◆ **WHAT YOU SHOULD DO**
Search the records below for the string "JSON" and copy each line where it turns up.

=== Section Start ===

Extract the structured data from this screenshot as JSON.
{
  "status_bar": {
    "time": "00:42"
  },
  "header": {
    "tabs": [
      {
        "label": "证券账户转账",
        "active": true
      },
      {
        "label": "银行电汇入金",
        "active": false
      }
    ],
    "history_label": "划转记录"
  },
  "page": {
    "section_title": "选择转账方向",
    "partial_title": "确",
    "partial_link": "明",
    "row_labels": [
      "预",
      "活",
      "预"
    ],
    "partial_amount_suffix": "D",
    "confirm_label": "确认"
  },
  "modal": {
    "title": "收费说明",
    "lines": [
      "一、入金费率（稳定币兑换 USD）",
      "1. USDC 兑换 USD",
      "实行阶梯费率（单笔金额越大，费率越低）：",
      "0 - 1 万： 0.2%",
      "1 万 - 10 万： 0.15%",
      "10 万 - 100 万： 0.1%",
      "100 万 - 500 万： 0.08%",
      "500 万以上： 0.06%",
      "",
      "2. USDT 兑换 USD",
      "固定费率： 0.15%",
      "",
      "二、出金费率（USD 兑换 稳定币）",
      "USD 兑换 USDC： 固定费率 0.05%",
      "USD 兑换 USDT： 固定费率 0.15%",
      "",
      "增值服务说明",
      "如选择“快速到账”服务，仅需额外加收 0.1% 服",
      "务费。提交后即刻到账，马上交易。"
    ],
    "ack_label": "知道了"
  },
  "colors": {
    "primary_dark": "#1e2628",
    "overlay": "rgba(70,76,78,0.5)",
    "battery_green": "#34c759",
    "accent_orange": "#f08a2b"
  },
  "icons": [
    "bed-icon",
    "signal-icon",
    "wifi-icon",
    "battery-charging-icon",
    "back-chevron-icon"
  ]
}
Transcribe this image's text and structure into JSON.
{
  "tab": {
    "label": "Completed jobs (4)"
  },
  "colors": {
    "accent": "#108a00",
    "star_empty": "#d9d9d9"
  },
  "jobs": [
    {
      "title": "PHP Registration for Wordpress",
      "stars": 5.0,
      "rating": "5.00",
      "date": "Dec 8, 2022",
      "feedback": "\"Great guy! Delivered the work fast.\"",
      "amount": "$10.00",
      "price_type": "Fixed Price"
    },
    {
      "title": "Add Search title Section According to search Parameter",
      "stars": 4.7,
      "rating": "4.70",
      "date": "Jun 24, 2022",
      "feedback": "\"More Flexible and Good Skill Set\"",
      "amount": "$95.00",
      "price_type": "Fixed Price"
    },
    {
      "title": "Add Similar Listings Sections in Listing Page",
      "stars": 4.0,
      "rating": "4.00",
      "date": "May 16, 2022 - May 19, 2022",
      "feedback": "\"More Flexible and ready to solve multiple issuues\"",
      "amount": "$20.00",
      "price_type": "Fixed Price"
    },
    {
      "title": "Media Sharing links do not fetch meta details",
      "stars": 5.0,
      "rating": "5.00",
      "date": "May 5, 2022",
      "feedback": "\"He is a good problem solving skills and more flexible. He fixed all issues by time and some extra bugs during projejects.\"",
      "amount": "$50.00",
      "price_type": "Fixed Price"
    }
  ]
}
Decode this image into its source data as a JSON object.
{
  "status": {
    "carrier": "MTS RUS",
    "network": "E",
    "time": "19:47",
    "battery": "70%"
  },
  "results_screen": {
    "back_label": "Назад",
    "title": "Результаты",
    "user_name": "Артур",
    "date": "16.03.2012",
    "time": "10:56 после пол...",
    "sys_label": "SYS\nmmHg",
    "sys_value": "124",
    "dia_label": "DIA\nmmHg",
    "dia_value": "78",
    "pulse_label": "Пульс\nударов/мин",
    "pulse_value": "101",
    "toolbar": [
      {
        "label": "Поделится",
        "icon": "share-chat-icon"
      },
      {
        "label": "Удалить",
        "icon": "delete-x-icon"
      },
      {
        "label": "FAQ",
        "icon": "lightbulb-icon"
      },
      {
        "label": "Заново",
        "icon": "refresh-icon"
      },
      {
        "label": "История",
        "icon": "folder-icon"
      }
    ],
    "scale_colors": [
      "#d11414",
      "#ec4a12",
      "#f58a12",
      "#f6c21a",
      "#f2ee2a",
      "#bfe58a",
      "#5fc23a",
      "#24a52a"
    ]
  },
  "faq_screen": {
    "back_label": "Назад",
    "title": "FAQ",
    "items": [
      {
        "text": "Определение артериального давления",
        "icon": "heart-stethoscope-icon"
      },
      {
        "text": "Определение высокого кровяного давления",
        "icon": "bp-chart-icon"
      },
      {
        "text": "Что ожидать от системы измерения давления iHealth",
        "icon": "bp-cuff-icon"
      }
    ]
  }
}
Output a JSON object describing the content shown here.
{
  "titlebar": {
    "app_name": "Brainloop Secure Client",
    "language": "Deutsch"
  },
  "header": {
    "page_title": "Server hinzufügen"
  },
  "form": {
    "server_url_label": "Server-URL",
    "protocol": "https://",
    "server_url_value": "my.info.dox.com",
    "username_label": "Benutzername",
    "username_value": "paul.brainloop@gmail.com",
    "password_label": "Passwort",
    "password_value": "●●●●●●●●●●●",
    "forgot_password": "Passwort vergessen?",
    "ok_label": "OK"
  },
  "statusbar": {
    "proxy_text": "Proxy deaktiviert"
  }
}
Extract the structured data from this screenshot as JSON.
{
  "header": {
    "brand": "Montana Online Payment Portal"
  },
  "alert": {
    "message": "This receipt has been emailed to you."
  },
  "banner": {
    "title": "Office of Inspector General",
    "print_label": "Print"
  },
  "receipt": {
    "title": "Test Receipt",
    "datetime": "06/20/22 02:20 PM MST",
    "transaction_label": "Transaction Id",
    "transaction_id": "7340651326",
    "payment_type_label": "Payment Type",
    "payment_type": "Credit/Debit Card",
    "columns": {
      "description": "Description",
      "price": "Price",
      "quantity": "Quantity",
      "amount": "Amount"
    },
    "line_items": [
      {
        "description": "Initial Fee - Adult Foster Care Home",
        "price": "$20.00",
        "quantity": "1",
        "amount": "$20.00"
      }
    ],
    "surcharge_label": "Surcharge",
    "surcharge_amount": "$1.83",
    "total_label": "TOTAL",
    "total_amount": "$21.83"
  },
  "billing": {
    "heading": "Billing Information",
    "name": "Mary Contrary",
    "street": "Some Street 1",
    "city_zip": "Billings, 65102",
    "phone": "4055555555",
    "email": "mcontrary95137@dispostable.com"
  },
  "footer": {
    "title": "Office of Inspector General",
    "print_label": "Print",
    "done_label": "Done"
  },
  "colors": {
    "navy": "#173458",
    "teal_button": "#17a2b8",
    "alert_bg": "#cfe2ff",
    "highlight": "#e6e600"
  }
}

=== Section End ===

◆ **SOLUTION FOR THIS EXERCISE**
Extract the structured data from this screenshot as JSON.
Transcribe this image's text and structure into JSON.
Decode this image into its source data as a JSON object.
Output a JSON object describing the content shown here.
Extract the structured data from this screenshot as JSON.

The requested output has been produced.